Assignment
I need every line that includes the word "kind" copied from the material.

Material provided
....
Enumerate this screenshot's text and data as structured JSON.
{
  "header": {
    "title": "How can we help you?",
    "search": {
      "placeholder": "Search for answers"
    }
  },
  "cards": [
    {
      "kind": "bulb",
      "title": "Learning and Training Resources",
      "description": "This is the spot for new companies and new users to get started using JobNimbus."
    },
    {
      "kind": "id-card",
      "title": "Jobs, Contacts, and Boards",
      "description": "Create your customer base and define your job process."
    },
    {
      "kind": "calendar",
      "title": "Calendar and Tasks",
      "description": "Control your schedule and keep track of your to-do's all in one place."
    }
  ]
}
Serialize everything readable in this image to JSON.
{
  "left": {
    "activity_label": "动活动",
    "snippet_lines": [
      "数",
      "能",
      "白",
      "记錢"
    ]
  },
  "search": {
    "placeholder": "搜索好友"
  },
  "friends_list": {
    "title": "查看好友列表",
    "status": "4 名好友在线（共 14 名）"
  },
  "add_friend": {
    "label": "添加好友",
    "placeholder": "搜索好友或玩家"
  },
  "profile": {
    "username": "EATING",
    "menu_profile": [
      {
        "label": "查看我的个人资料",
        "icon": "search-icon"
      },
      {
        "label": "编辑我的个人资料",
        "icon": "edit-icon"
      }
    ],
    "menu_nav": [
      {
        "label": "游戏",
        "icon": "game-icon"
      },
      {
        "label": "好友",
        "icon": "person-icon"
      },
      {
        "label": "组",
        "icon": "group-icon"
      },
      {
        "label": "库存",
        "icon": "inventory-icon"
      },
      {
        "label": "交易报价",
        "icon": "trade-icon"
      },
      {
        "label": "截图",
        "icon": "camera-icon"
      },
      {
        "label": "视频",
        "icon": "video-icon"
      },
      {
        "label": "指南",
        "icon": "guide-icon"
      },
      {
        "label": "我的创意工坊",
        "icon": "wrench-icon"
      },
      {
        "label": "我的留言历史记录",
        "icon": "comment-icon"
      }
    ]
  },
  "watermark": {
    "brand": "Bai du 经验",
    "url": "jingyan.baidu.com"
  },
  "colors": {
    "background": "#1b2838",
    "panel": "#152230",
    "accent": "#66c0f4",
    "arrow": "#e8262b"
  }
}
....
Result below
      "kind": "bulb",
      "kind": "id-card",
      "kind": "calendar",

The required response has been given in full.